HMS Royal Oak (08)

Article

May 23, 2022

HMS Royal Oak was a Revenge-class battleship of the British Royal Navy. Launched in 1914 and completed in 1916, she first saw action at the Battle of Jutland. In peacetime she served in the Atlantic and Mediterranean fleets and in British territorial waters, being the subject of accidental attacks on more than one occasion. The ship attracted worldwide attention when in 1928 her high-ranking officers were court-martialed in a highly controversial proceeding. Attempts to modernize the Royal Oak throughout her twenty-five year career failed to remedy her lack of speed, and by the start of World War II she was no longer stationed on the front line of combat. On the night of October 14, 1939, the battleship was anchored at Scapa Flow, an anchorage in the Orkney Islands, north of Scotland, when it was torpedoed and sunk by the German submarine U 47. Of its 1,234 crew members, including many minors, 833 died that night or from their injuries. The loss of the old battleship—the first of five British Royal Navy battleships and battlecruisers sunk in the course of World War II—did little to affect the numerical superiority of the English navy and its allies, but the effect on morale in wartime it was considerable. The attack immediately made a celebrity and war hero in Germany for the U-boat commander, Lieutenant Commander Günther Prien, who was the first Kriegsmarine submarine officer to be awarded the Knight's Cross of the Iron Cross. . For the British, the attack on the Royal Oak demonstrated that the Germans were capable of taking naval warfare into their own waters, and the impression made had the immediate effect of tightening port security. The battleship currently rests about thirty meters deep, almost upside down, and with her hull only five meters from the surface. The remains of the Royal Oak are declared a war cemetery, and in an annual ceremony to remember the loss, Royal Navy divers place their official flag, the White Ensign or St. George's ensign, over the ship's submerged stern. Diving among the remains of the wreck is totally prohibited to unauthorized divers.
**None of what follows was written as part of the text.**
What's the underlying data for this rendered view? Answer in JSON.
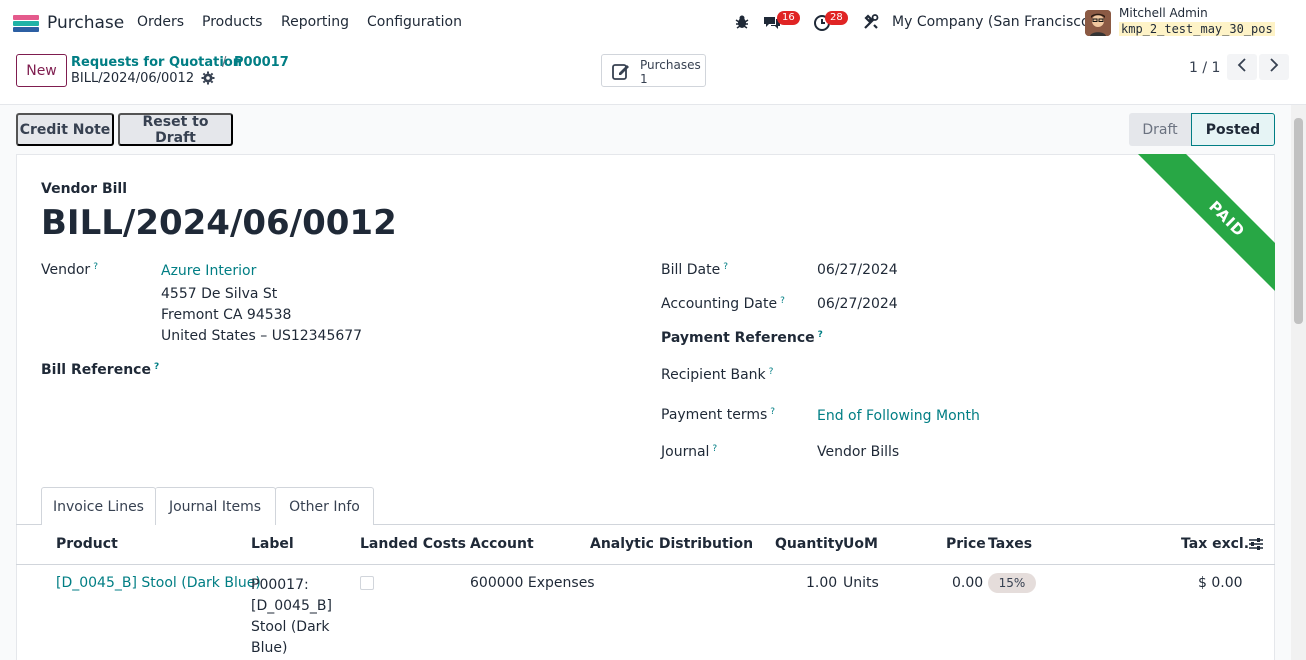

Construction

The Revenge class to which the Royal Oak belonged was ordered between 1913 and 1914 and consisted of four other battleships: Ramillies, Resolution, Revenge and Royal Sovereign. This class was intended to be a cheaper coal-powered version, and also smaller and slower, of the oil-powered Queen Elizabeth-class super battleships.[1] The design, apparently a technological step backwards, was partly a response to the fears that a reliance on oil, which was mostly imported, might cripple this class in the event of a sea blockade.[2] High-quality coal, on the other hand, was in abundance, and domestic supplies would be guaranteed.[2] Furthermore, in contrast to the Queen Elizabeth "Fast Squadron", the Revenge-class were intended to be the most heavily armored ships in the line of battle.[3] Royal Oak and her ships The brothers were the first major Royal Navy ships whose design was overseen by the newly appointed Director of Shipbuilding, Sir Eustace Tennyson d'Eyncourt. Royal Oak, the fourth battleship of her class,[Note 1] was laid down at HMNB Devonport shipyards on 15 January 1914. Concerned about the performance limitations of coal and, having secured oil supplies with a new contract with the Anglo-Persian Oil Company, First Sea Lord Jackie Fisher rescinded the decision to use coal in October 1914.[2] Still under construction, Royal Oak was redesigned to incorporate